Poor Microsoft just cannot catch a break when it comes to Windows Vista. Yesterday the Texas state Senate gave preliminary approval to a budget that contains provisions forbidding any government agency (excluding schools) inside the state from upgrading to Windows Vista without written consent of the Legislative Budget Board. The proposal was put in by the vice chairman of the Finance Committee Sen. Juan Hinojosa (D) due to "the many reports of problems with Vista."
Three senators have raised objections to the rider for singling out Microsoft and Windows Vista, calling it dangerously specific. Hinojosa's explains "the reason [they] are so vendor-specific is because Microsoft has a monopoly on government PCs."

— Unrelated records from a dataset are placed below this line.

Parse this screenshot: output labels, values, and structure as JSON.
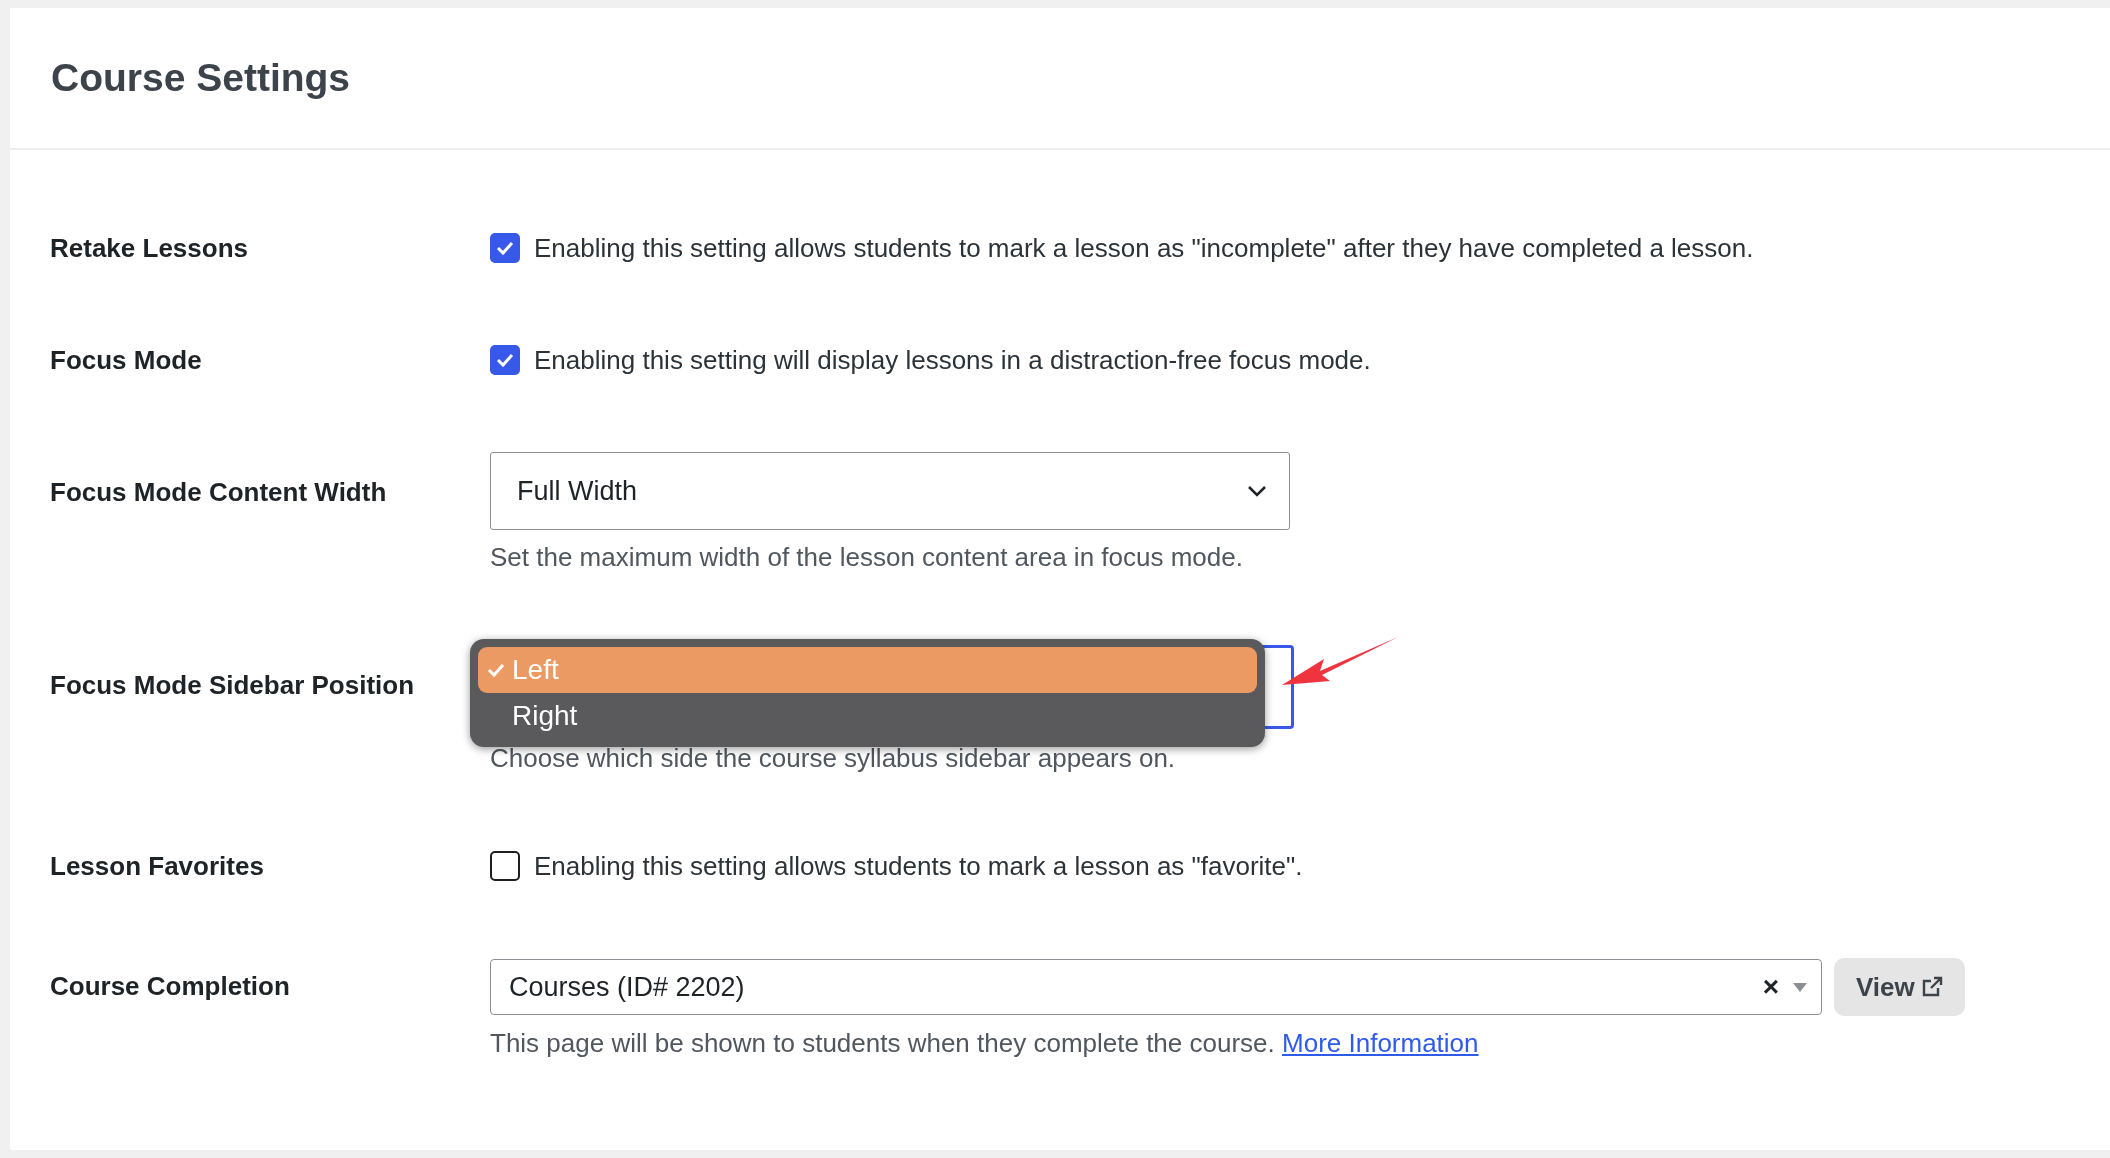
{
  "title": "Course Settings",
  "settings": [
    {
      "kind": "checkbox",
      "label": "Retake Lessons",
      "checked": true,
      "description": "Enabling this setting allows students to mark a lesson as \"incomplete\" after they have completed a lesson."
    },
    {
      "kind": "checkbox",
      "label": "Focus Mode",
      "checked": true,
      "description": "Enabling this setting will display lessons in a distraction-free focus mode."
    },
    {
      "kind": "select",
      "label": "Focus Mode Content Width",
      "value": "Full Width",
      "help": "Set the maximum width of the lesson content area in focus mode."
    },
    {
      "kind": "open-select",
      "label": "Focus Mode Sidebar Position",
      "options": [
        {
          "label": "Left",
          "selected": true
        },
        {
          "label": "Right",
          "selected": false
        }
      ],
      "help": "Choose which side the course syllabus sidebar appears on."
    },
    {
      "kind": "checkbox",
      "label": "Lesson Favorites",
      "checked": false,
      "description": "Enabling this setting allows students to mark a lesson as \"favorite\"."
    },
    {
      "kind": "page-select",
      "label": "Course Completion",
      "value": "Courses (ID# 2202)",
      "clear": "×",
      "button": "View",
      "help": "This page will be shown to students when they complete the course.",
      "link": "More Information"
    }
  ]
}
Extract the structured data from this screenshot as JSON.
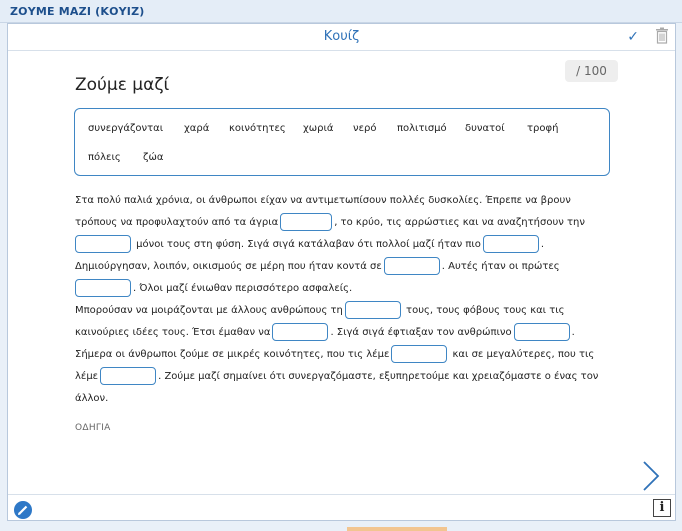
{
  "app": {
    "title": "ΖΟΥΜΕ ΜΑΖΙ (ΚΟΥΙΖ)"
  },
  "header": {
    "title": "Κουίζ"
  },
  "score": {
    "label": "/ 100"
  },
  "quiz": {
    "heading": "Ζούμε μαζί"
  },
  "word_bank": [
    "συνεργάζονται",
    "χαρά",
    "κοινότητες",
    "χωριά",
    "νερό",
    "πολιτισμό",
    "δυνατοί",
    "τροφή",
    "πόλεις",
    "ζώα"
  ],
  "text_lines": [
    [
      "Στα πολύ παλιά χρόνια, οι άνθρωποι είχαν να αντιμετωπίσουν πολλές δυσκολίες. Έπρεπε να βρουν"
    ],
    [
      "τρόπους να προφυλαχτούν από τα άγρια",
      ", το κρύο, τις αρρώστιες και να αναζητήσουν την"
    ],
    [
      "",
      " μόνοι τους στη φύση. Σιγά σιγά κατάλαβαν ότι πολλοί μαζί ήταν πιο",
      "."
    ],
    [
      "Δημιούργησαν, λοιπόν, οικισμούς σε μέρη που ήταν κοντά σε",
      ". Αυτές ήταν οι πρώτες"
    ],
    [
      "",
      ". Όλοι μαζί ένιωθαν περισσότερο ασφαλείς."
    ],
    [
      "Μπορούσαν να μοιράζονται με άλλους ανθρώπους τη",
      " τους, τους φόβους τους και τις"
    ],
    [
      "καινούριες ιδέες τους. Έτσι έμαθαν να",
      ". Σιγά σιγά έφτιαξαν τον ανθρώπινο",
      "."
    ],
    [
      "Σήμερα οι άνθρωποι ζούμε σε μικρές κοινότητες, που τις λέμε",
      " και σε μεγαλύτερες, που τις"
    ],
    [
      "λέμε",
      ". Ζούμε μαζί σημαίνει ότι συνεργαζόμαστε, εξυπηρετούμε και χρειαζόμαστε ο ένας τον"
    ],
    [
      "άλλον."
    ]
  ],
  "instructions": {
    "label": "ΟΔΗΓΙΑ"
  },
  "icons": {
    "check": "check-icon",
    "trash": "trash-icon",
    "next": "chevron-right-icon",
    "edit": "pencil-icon",
    "info": "info-icon"
  },
  "colors": {
    "accent": "#2f72b8",
    "border": "#3f86c4"
  }
}
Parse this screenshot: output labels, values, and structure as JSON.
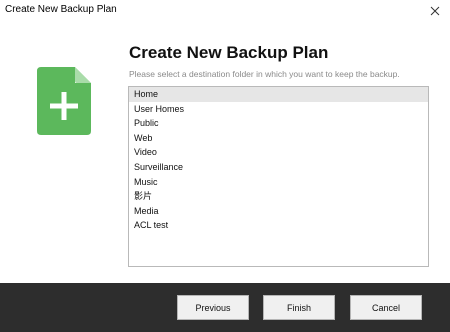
{
  "window": {
    "title": "Create New Backup Plan",
    "close_icon": "close-icon"
  },
  "icon": {
    "name": "new-document-icon",
    "color": "#5cb85c"
  },
  "main": {
    "heading": "Create New Backup Plan",
    "subtitle": "Please select a destination folder in which you want to keep the backup.",
    "folders": [
      "Home",
      "User Homes",
      "Public",
      "Web",
      "Video",
      "Surveillance",
      "Music",
      "影片",
      "Media",
      "ACL test"
    ],
    "selected_folder": "Home"
  },
  "footer": {
    "previous_label": "Previous",
    "finish_label": "Finish",
    "cancel_label": "Cancel"
  },
  "colors": {
    "footer_bg": "#2d2d2d",
    "selection_bg": "#e6e6e6"
  }
}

Various state agencies have already spent $6.1 million to upgrade to Windows Vista, which was released in 2007. According to a November 2008 report, Microsoft Windows is running on 99% of the 137,500 state computers.